Weston said the most rewarding part of teaching English as a foreign language “is seeing the students progress from being quiet and unsure to gaining confidence in their English ability and becoming involved in the local community.”
She noted that the classes are more than just English classes. “The classes also serve as a place for the students to make lasting friendships which leads to lots of socializing!” she said. “There is a network of people from all over the world, including the teachers, and we can relate to each other because we have a lot in common, being far away from families and living in a different culture,” Weston added.
Irma Mendez moved to the United States from Costa Rica, where she worked in marketing, a year ago. “We came to Louisiana with the support of my family,” she said. She and her partner lived with her sister and nephews.
“My wife worked [for a] solar panel company in New Orleans and she had a job promotion and was transferred to New York. The company is in Halfmoon. We moved here to Clifton Park six months ago and we are so happy to live here!” she said.
She said the hardest part of moving was starting everything over from scratch. “ I miss the family and friends from Costa Rica and Louisiana,” she said.
Kiyoko Nakamoto moved to Fishkill, New York from Tokyo in 2009 before moving back to Japan in 2011. Three years later, she made her way to Clifton Park with her husband.
Some of the most difficult parts of moving to a foreign land include figuring out the banking system and renting an apartment, according to Nakamoto — a sentiment echoed by others in the class. Luckily, Nakamoto said she hasn’t had too much difficulty adjusting since “people helped us every time.” She said she’s thankful for the generosity and understanding locals have showed her and her family.
Nakamoto took English classes in Fishkill as well. She thinks it’s a good way to connect to the community. Initially she attended classes Tuesday, Wednesday and Thursday but now only attends once a week on Wednesdays. “One teacher recommended that I have to graduate the class and start volunteering,” she said. She has been volunteering with CAPTAIN Youth and Family Services in Clifton Park with Cheryl’s lodge, CAPTAIN’s Outreach Center, for nearly two years.
She said she’s grateful to her english teachers for helping her navigate day to day life in a new country. Now, she feels confident going to the store and ordering a small amount of meat from the deli.
When asked how she felt about the presidential election, Nakamoto said she thinks the American system is good because candidates listen to the people. “I saw on the news that a candidate spoke in a high school. It’s good because young [people] are becoming interested in their community,” she said.
We asked: “As an immigrant, do you feel like Clifton Park is a welcoming community? What do you like most about living in Clifton Park?”
“Clifton Park is welcoming 100 percent. We had no problems at all. The people are so good. Everything is close to home, all services near. We use the services of the library to [help us with] taxes for the first time and the English class, of course! The teachers are so generous.

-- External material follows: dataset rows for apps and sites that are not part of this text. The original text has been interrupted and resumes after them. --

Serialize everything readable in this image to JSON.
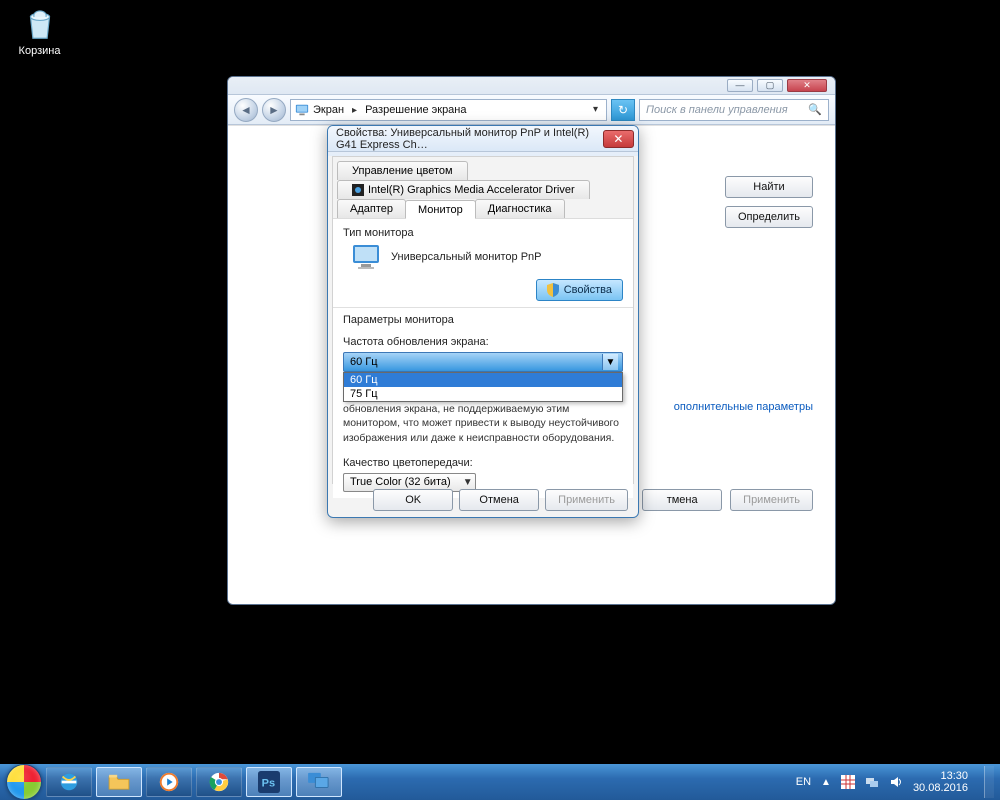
{
  "desktop": {
    "recycle_bin": "Корзина"
  },
  "cp": {
    "breadcrumb": {
      "root_icon": "monitor",
      "item1": "Экран",
      "item2": "Разрешение экрана"
    },
    "search_placeholder": "Поиск в панели управления",
    "buttons": {
      "find": "Найти",
      "identify": "Определить"
    },
    "link_advanced": "ополнительные параметры",
    "footer": {
      "cancel": "тмена",
      "apply": "Применить"
    }
  },
  "dialog": {
    "title": "Свойства: Универсальный монитор PnP и Intel(R) G41 Express Ch…",
    "tabs": {
      "color_mgmt": "Управление цветом",
      "intel_driver": "Intel(R) Graphics Media Accelerator Driver",
      "adapter": "Адаптер",
      "monitor": "Монитор",
      "diagnostics": "Диагностика"
    },
    "monitor_type_label": "Тип монитора",
    "monitor_name": "Универсальный монитор PnP",
    "properties_btn": "Свойства",
    "settings_label": "Параметры монитора",
    "refresh_label": "Частота обновления экрана:",
    "refresh_selected": "60 Гц",
    "refresh_options": [
      "60 Гц",
      "75 Гц"
    ],
    "note_text": "Снятие этого флажка позволяет выбрать частоту обновления экрана, не поддерживаемую этим монитором, что может привести к выводу неустойчивого изображения или даже к неисправности оборудования.",
    "color_quality_label": "Качество цветопередачи:",
    "color_quality_value": "True Color (32 бита)",
    "footer": {
      "ok": "OK",
      "cancel": "Отмена",
      "apply": "Применить"
    }
  },
  "taskbar": {
    "lang": "EN",
    "time": "13:30",
    "date": "30.08.2016"
  }
}
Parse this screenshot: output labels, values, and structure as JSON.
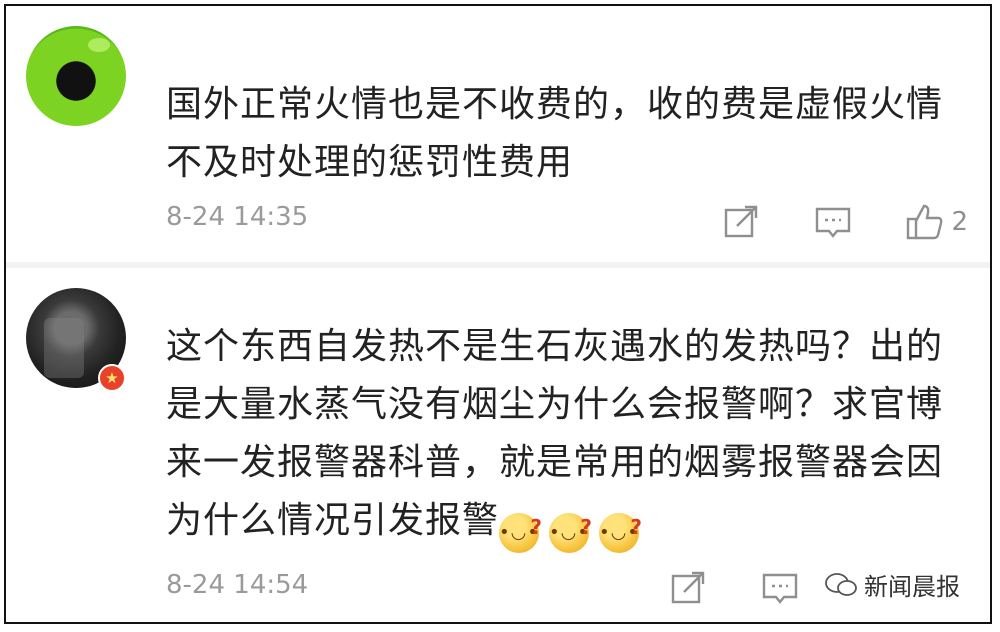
{
  "comments": [
    {
      "text": "国外正常火情也是不收费的，收的费是虚假火情不及时处理的惩罚性费用",
      "timestamp": "8-24 14:35",
      "likes": "2",
      "avatar_color": "#7dd321"
    },
    {
      "text": "这个东西自发热不是生石灰遇水的发热吗？出的是大量水蒸气没有烟尘为什么会报警啊？求官博来一发报警器科普，就是常用的烟雾报警器会因为什么情况引发报警",
      "emojis": [
        "thinking-emoji",
        "thinking-emoji",
        "thinking-emoji"
      ],
      "timestamp": "8-24 14:54",
      "badge_color": "#e8412c"
    }
  ],
  "icons": {
    "share": "share-icon",
    "comment": "comment-icon",
    "like": "thumbs-up-icon"
  },
  "watermark": {
    "text": "新闻晨报"
  }
}
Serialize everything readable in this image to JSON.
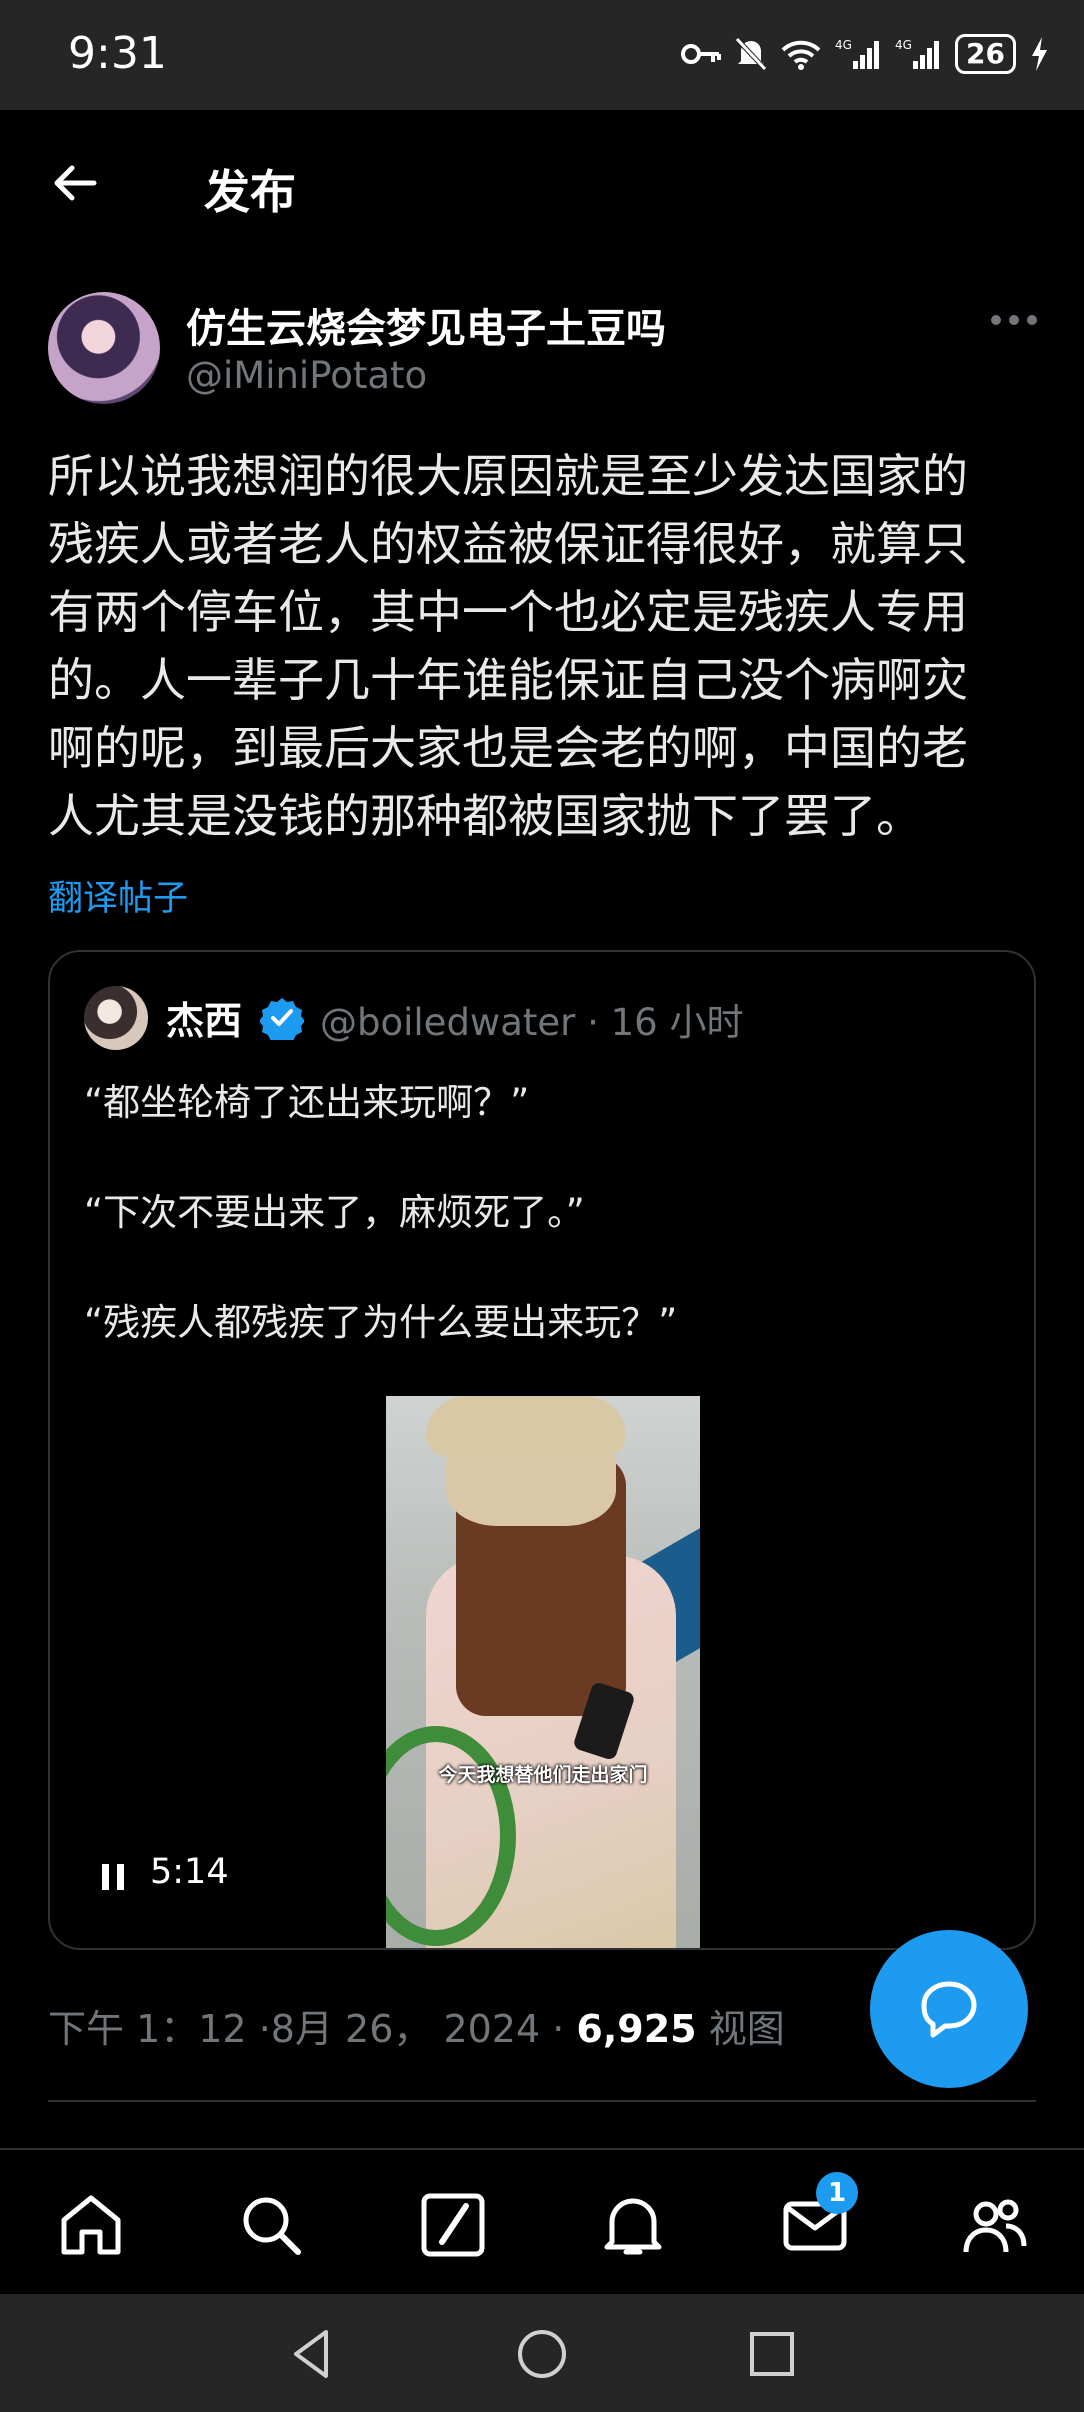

I like to share with my classmates [in] their experiences. It is a big support too, because I don’t have friends and family here.”
-Irma Mendez, who moved to Clifton Park from Costa Rica.
When asked whether she felt welcomed into the Clifton Park community, Nakamoto described being helped by neighbors and said “Of course, I could make friends in this community.” One of the biggest differences between her life in Tokyo and her life in Clifton Park is the wildlife. Nakamoto said Tokyo is very crowded and urban. After moving to Clifton Park, Nakamoto said, “I saw wild deer, squirrels, groundhogs and so on [for the first time.”
-Kiyoko Nakamoto, who moved from Japan to Clifton Park.